CHICAGO (CBS) — Indonesia’s national airline is canceling a $4.9 billion order for Boeing 737 Max aircraft, after two deadly crashes involving the planes in five months; and Boeing is promising changes as investigations into the company ramp up.

Sources tell CBS News the Justice Department’s fraud unit subpoenaed documents, records, and data concerning the approval process for the 737 Max aircraft.

“If there is any kind of documentation that indicates that they knew there was a problem, and either didn’t resolve to the satisfaction of the FAA or didn’t reveal that, that could put them in jeopardy in terms of a possible criminal violation,” said former FBI executive David Gomez.

PT Garuda Indoesia had ordered 50 Max 8 jets in 2014, and received the first plane from the order last year, but is requesting to cancel the order, citing a loss of confidence.

“Passengers always ask what type of plane they will fly as they have lost trust and confidence in the Max 8 jet,” Garuda spokesman Ikhsan Rosan told The Associated Press, “This would harm our business.”

Garuda is the first airline to announce a cancellation of 737 Max planes since the new model jets were grounded over fatal crashes in Ethiopia and Indonesia.

Garuda joined other airlines worldwide in grounding its one Max 8 jet after the crash of an Ethiopian Airlines flight this month which killed all 157 people aboard. It came less than five months after 189 people died in the Oct. 29 crash of another Max 8, operated by Indonesian private carrier Lion Air.

Rosan said that Garuda plans to meet with Boeing representatives next week in Jakarta to discuss details of cancelling the order.

“We don’t want to use Max jets … but maybe will consider switching it with another Boeing model of plane,” Rosan said. He said Indonesian passengers are afraid to take flights using any Max model, whether it’s the 8, 9 or 10 series.

The Ethiopian Airlines crash earlier this month and the Lion Air disaster off Indonesia in October killed 346 people combined. Both planes crashed minutes after takeoff.

Preliminary flight data indicates the jets struggled to gain altitude, and published reports reveal a safety assessment Boeing gave the FAA appeared to downplay the operation of the planes’ anti-stall systems. In the Lion Air flight, it’s believed the anti-stall system repeatedly pushed the plane’s nose down before the crash.

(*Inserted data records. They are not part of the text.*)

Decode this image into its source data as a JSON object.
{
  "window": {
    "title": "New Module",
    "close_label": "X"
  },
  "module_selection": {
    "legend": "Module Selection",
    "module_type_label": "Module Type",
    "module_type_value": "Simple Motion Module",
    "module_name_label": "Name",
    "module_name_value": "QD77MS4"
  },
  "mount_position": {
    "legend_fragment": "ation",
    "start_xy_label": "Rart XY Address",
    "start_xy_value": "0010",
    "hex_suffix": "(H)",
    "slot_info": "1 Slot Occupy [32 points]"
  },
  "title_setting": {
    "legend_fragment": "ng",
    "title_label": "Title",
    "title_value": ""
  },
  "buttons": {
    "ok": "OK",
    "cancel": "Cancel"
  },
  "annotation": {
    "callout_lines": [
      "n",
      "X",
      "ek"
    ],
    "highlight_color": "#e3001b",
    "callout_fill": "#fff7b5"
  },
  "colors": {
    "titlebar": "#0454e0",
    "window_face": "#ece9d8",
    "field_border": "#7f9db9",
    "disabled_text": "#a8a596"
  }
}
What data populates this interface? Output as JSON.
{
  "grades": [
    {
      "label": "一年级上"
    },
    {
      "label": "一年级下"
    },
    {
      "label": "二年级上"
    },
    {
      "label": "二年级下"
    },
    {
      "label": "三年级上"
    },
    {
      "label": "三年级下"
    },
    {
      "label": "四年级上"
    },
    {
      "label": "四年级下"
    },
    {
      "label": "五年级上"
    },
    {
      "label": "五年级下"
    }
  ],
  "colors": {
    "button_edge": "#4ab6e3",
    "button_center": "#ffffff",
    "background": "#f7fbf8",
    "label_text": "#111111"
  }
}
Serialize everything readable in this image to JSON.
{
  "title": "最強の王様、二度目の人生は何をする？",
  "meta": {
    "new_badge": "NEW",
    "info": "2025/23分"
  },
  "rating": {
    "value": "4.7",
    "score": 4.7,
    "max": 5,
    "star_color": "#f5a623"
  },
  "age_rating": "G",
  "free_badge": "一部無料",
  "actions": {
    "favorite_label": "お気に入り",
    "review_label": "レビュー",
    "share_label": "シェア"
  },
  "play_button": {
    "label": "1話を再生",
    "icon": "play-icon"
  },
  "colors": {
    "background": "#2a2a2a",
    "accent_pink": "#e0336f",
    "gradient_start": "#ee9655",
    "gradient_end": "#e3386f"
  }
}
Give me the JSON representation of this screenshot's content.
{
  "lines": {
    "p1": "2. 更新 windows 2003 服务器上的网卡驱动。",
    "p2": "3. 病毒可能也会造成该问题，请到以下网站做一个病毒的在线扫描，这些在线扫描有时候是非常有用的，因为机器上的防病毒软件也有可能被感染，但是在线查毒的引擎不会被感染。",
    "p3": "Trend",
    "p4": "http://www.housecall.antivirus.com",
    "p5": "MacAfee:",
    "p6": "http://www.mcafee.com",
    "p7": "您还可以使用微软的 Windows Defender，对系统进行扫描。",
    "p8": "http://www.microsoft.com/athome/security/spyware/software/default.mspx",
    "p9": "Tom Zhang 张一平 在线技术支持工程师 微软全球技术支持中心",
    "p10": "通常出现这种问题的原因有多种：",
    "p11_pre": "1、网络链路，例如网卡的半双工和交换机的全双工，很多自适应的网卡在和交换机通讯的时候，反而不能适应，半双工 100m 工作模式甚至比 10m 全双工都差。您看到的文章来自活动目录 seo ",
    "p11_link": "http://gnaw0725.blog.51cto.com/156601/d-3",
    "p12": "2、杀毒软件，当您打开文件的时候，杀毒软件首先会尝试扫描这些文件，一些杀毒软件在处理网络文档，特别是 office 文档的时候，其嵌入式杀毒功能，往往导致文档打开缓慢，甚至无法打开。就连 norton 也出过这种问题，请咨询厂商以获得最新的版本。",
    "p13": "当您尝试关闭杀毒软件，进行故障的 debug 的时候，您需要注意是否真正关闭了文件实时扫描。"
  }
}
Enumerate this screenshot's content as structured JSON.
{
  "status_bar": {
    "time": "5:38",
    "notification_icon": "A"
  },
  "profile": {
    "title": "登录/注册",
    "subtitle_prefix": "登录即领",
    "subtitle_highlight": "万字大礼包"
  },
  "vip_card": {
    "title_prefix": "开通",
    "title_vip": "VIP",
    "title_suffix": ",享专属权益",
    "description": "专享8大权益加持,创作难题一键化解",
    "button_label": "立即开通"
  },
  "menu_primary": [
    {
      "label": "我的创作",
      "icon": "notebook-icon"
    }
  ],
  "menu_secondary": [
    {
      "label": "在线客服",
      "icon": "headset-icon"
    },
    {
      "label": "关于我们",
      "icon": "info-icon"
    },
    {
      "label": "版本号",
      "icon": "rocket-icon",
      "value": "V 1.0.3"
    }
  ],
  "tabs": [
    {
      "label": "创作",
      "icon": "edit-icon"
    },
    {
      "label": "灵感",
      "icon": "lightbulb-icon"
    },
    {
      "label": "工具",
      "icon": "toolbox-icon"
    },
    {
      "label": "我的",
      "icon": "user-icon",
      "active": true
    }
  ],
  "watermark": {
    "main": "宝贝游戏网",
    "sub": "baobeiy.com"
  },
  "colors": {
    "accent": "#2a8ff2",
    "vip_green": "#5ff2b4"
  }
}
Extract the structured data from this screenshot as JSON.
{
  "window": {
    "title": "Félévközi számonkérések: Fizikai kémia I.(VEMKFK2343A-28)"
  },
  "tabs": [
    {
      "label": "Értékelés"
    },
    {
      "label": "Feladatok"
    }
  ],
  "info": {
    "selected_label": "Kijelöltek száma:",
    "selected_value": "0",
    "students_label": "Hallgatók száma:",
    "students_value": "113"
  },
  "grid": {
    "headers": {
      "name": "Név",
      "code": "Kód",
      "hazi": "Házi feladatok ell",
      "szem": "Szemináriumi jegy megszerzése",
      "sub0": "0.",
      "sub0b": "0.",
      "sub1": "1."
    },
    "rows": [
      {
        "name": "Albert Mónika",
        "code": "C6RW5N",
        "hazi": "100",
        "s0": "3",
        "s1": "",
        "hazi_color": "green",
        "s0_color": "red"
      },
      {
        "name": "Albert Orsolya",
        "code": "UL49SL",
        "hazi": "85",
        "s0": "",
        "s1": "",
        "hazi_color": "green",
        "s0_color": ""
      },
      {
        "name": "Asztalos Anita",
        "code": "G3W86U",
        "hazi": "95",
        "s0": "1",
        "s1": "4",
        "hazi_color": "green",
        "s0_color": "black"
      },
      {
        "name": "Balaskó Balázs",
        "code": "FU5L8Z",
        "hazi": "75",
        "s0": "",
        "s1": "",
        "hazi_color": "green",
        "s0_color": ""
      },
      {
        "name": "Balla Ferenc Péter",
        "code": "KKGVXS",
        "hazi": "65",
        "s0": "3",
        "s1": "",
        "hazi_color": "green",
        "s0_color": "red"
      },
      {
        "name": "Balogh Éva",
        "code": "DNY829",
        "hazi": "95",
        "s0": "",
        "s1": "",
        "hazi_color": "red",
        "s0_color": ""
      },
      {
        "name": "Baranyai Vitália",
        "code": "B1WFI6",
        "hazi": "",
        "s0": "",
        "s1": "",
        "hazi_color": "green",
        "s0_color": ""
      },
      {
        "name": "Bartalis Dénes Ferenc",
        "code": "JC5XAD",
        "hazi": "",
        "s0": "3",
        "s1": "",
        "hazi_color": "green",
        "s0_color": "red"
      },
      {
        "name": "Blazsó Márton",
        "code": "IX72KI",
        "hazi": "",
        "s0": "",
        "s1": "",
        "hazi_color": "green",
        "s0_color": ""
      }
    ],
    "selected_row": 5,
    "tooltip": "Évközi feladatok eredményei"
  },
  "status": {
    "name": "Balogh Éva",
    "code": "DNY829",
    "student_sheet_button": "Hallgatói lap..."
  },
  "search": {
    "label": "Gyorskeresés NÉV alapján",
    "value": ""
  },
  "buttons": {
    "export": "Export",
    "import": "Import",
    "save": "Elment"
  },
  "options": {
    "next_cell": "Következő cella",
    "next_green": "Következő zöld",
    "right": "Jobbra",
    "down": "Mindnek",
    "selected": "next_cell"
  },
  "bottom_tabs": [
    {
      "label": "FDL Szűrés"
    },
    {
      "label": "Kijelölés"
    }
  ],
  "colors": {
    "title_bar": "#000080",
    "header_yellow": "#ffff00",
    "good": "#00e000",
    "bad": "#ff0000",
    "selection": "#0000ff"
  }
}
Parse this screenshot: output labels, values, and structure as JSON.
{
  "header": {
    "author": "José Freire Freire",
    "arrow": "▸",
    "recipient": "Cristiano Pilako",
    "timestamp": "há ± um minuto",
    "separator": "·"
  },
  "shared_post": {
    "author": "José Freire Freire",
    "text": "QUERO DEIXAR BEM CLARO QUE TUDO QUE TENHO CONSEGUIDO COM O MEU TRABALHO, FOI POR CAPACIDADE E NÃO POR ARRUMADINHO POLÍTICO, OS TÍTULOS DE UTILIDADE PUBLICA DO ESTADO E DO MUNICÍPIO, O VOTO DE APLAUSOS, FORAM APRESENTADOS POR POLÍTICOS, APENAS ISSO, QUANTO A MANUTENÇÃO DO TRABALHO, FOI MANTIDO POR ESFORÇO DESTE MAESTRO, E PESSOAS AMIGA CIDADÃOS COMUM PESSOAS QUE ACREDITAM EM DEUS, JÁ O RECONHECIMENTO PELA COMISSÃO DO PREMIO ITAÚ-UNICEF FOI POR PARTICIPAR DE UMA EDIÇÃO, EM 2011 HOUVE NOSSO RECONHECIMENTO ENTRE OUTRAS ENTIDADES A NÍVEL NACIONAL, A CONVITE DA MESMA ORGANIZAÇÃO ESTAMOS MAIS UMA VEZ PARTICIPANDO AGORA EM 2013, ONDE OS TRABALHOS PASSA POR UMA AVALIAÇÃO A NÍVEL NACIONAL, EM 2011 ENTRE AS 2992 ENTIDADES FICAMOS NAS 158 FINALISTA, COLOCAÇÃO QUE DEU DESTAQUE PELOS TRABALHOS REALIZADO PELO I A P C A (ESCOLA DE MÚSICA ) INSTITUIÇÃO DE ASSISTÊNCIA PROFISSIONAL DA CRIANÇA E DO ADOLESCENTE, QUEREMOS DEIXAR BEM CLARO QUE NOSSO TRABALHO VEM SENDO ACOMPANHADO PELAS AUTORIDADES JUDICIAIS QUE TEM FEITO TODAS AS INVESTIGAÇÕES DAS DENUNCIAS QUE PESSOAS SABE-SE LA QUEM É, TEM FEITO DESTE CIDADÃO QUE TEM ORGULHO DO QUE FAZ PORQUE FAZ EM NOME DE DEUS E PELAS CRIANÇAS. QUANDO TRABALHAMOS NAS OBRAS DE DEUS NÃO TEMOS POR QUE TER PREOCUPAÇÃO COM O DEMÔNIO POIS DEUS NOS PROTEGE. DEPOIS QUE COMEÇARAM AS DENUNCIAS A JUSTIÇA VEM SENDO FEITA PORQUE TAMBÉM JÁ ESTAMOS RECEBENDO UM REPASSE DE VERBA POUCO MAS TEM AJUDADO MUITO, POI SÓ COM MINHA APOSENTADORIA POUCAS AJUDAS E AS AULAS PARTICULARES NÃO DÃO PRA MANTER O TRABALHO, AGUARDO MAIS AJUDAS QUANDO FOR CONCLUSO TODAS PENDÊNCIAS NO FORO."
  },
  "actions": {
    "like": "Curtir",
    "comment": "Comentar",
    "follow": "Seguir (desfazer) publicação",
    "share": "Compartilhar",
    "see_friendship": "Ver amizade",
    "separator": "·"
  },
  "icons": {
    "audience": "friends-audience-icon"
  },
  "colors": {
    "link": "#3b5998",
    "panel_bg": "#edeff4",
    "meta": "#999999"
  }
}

Boeing said it will add a warning system that alerts pilots to a sensor failure on the 737 Max. It had been offered as an $80,000 option, but it appears neither plane that crashed was equipped with the warning system.

“Most likely it was a connection between technology that may be new, and training that might not have been ready yet either, and crew procedures and airline procedures that also might have been a mistake” said aviation analyst Richard Aboulafia.

Ethiopian Airlines is defending its pilots after the New York Times reported they weren’t properly trained on the 737 Max aircraft. The airline said its pilots went through all the training required by Boeing and the FAA to fly the Max 8.

(© Copyright 2019 CBS Broadcasting Inc. All Rights Reserved. The Associated Press contributed to this report.)